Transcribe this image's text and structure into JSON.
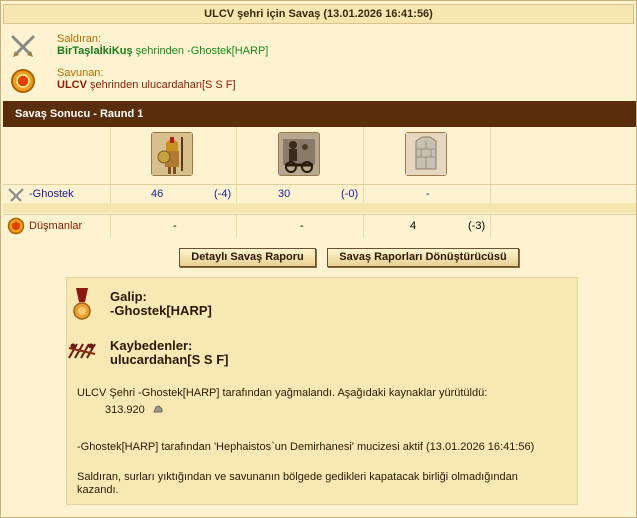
{
  "title": "ULCV şehri için Savaş (13.01.2026 16:41:56)",
  "attacker": {
    "label": "Saldıran:",
    "village": "BirTaşlaİkiKuş",
    "mid": " şehrinden ",
    "player": "-Ghostek[HARP]"
  },
  "defender": {
    "label": "Savunan:",
    "village": "ULCV",
    "mid": " şehrinden ",
    "player": "ulucardahan[S S F]"
  },
  "result_header": "Savaş Sonucu - Raund 1",
  "units": [
    {
      "icon": "spartan-warrior-icon"
    },
    {
      "icon": "chariot-icon"
    },
    {
      "icon": "wall-icon"
    }
  ],
  "rows": [
    {
      "name": "-Ghostek",
      "icon": "crossed-swords-icon",
      "cells": [
        {
          "value": "46",
          "loss": "(-4)"
        },
        {
          "value": "30",
          "loss": "(-0)"
        },
        {
          "value": "-",
          "loss": ""
        }
      ]
    },
    {
      "name": "Düşmanlar",
      "icon": "shield-icon",
      "cells": [
        {
          "value": "-",
          "loss": ""
        },
        {
          "value": "-",
          "loss": ""
        },
        {
          "value": "4",
          "loss": "(-3)"
        }
      ]
    }
  ],
  "buttons": {
    "detail": "Detaylı Savaş Raporu",
    "converter": "Savaş Raporları Dönüştürücüsü"
  },
  "winner": {
    "label": "Galip:",
    "name": "-Ghostek[HARP]"
  },
  "losers": {
    "label": "Kaybedenler:",
    "name": "ulucardahan[S S F]"
  },
  "plunder_text": "ULCV Şehri -Ghostek[HARP] tarafından yağmalandı. Aşağıdaki kaynaklar yürütüldü:",
  "plunder_amount": "313.920",
  "wonder_text": "-Ghostek[HARP] tarafından 'Hephaistos`un Demirhanesi' mucizesi aktif (13.01.2026 16:41:56)",
  "final_text_1": "Saldıran, surları yıktığından ve savunanın bölgede gedikleri kapatacak birliği olmadığından",
  "final_text_2": "kazandı.",
  "colors": {
    "header_bg": "#5a2d0c",
    "page_bg": "#fdf3d0",
    "link_blue": "#1a1aa0",
    "winner_green": "#1a8a1a",
    "loser_red": "#8a1a00"
  }
}
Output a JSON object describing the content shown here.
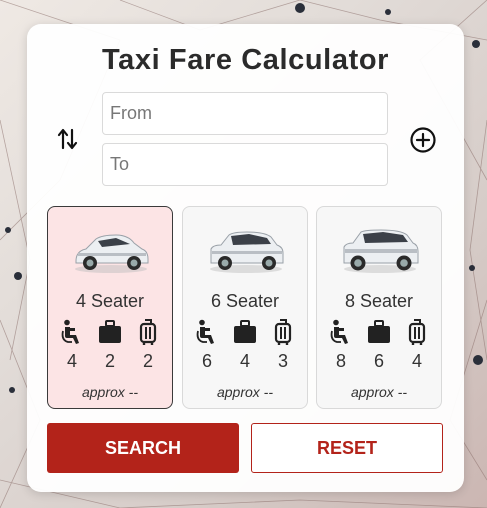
{
  "title": "Taxi Fare Calculator",
  "from": {
    "placeholder": "From",
    "value": ""
  },
  "to": {
    "placeholder": "To",
    "value": ""
  },
  "icons": {
    "swap": "swap-vertical-arrows-icon",
    "add": "add-circle-icon",
    "passengers": "seated-person-icon",
    "luggage": "suitcase-icon",
    "bags": "trolley-bag-icon"
  },
  "vehicles": [
    {
      "label": "4 Seater",
      "selected": true,
      "passengers": "4",
      "luggage": "2",
      "bags": "2",
      "fare": "approx --",
      "image": "white-sedan"
    },
    {
      "label": "6 Seater",
      "selected": false,
      "passengers": "6",
      "luggage": "4",
      "bags": "3",
      "fare": "approx --",
      "image": "white-suv"
    },
    {
      "label": "8 Seater",
      "selected": false,
      "passengers": "8",
      "luggage": "6",
      "bags": "4",
      "fare": "approx --",
      "image": "white-large-suv"
    }
  ],
  "buttons": {
    "search": "SEARCH",
    "reset": "RESET"
  },
  "colors": {
    "primary": "#b3231a",
    "selected_card": "#fce4e5",
    "text": "#2b2b2b"
  }
}
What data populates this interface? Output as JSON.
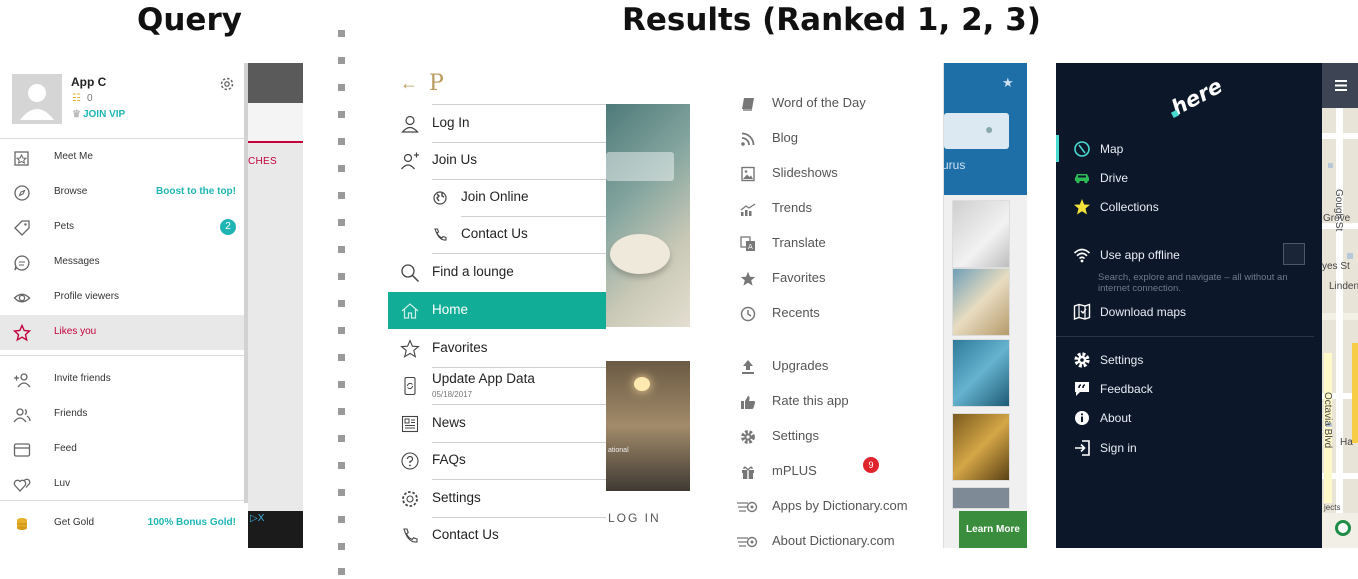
{
  "headings": {
    "query": "Query",
    "results": "Results (Ranked 1, 2, 3)"
  },
  "query": {
    "behind_tab": "CHES",
    "ad_marker": "▷X",
    "profile": {
      "name": "App C",
      "coins": "0",
      "vip": "JOIN VIP"
    },
    "items": [
      {
        "label": "Meet Me",
        "icon": "meet-me-icon"
      },
      {
        "label": "Browse",
        "icon": "compass-icon",
        "promo": "Boost to the top!"
      },
      {
        "label": "Pets",
        "icon": "tag-icon",
        "badge": "2"
      },
      {
        "label": "Messages",
        "icon": "chat-icon"
      },
      {
        "label": "Profile viewers",
        "icon": "eye-icon"
      },
      {
        "label": "Likes you",
        "icon": "star-icon"
      },
      {
        "label": "Invite friends",
        "icon": "add-person-icon"
      },
      {
        "label": "Friends",
        "icon": "friends-icon"
      },
      {
        "label": "Feed",
        "icon": "feed-icon"
      },
      {
        "label": "Luv",
        "icon": "hearts-icon"
      },
      {
        "label": "Get Gold",
        "icon": "gold-coins-icon",
        "promo": "100% Bonus Gold!"
      }
    ],
    "accent_color": "#1fb5b5",
    "active_color": "#c3003c"
  },
  "result1": {
    "logo": "P",
    "items": [
      {
        "label": "Log In",
        "icon": "person-icon"
      },
      {
        "label": "Join Us",
        "icon": "add-person-icon"
      },
      {
        "label": "Join Online",
        "icon": "globe-icon"
      },
      {
        "label": "Contact Us",
        "icon": "phone-icon"
      },
      {
        "label": "Find a lounge",
        "icon": "search-icon"
      },
      {
        "label": "Home",
        "icon": "home-icon"
      },
      {
        "label": "Favorites",
        "icon": "star-icon"
      },
      {
        "label": "Update App Data",
        "sub": "05/18/2017",
        "icon": "refresh-phone-icon"
      },
      {
        "label": "News",
        "icon": "news-icon"
      },
      {
        "label": "FAQs",
        "icon": "question-icon"
      },
      {
        "label": "Settings",
        "icon": "gear-icon"
      },
      {
        "label": "Contact Us",
        "icon": "phone-icon"
      }
    ],
    "photo_caption": "ational",
    "login_text": "LOG IN",
    "accent_color": "#12ad96",
    "brand_color": "#b79a5c"
  },
  "result2": {
    "side_text": "urus",
    "learn_more": "Learn More",
    "items": [
      {
        "label": "Word of the Day",
        "icon": "book-icon"
      },
      {
        "label": "Blog",
        "icon": "rss-icon"
      },
      {
        "label": "Slideshows",
        "icon": "image-icon"
      },
      {
        "label": "Trends",
        "icon": "trends-icon"
      },
      {
        "label": "Translate",
        "icon": "translate-icon"
      },
      {
        "label": "Favorites",
        "icon": "star-icon"
      },
      {
        "label": "Recents",
        "icon": "clock-icon"
      },
      {
        "label": "Upgrades",
        "icon": "upload-icon"
      },
      {
        "label": "Rate this app",
        "icon": "thumbs-up-icon"
      },
      {
        "label": "Settings",
        "icon": "gear-icon"
      },
      {
        "label": "mPLUS",
        "icon": "gift-icon",
        "badge": "9"
      },
      {
        "label": "Apps by Dictionary.com",
        "icon": "dictionary-logo-icon"
      },
      {
        "label": "About Dictionary.com",
        "icon": "dictionary-logo-icon"
      }
    ]
  },
  "result3": {
    "logo": "here",
    "items": [
      {
        "label": "Map",
        "icon": "map-compass-icon"
      },
      {
        "label": "Drive",
        "icon": "car-icon"
      },
      {
        "label": "Collections",
        "icon": "star-icon"
      },
      {
        "label": "Use app offline",
        "icon": "wifi-icon"
      },
      {
        "label": "Download maps",
        "icon": "download-map-icon"
      },
      {
        "label": "Settings",
        "icon": "gear-icon"
      },
      {
        "label": "Feedback",
        "icon": "feedback-icon"
      },
      {
        "label": "About",
        "icon": "info-icon"
      },
      {
        "label": "Sign in",
        "icon": "sign-in-icon"
      }
    ],
    "offline_description": "Search, explore and navigate – all without an internet connection.",
    "streets": [
      "Gough St",
      "Grove",
      "yes St",
      "Linden",
      "Octavia Blvd",
      "Ha",
      "jects"
    ],
    "accent_color": "#48dad0"
  }
}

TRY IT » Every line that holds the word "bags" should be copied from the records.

RESULT OF THE TASK »
    "bags": "trolley-bag-icon"
      "bags": "2",
      "bags": "3",
      "bags": "4",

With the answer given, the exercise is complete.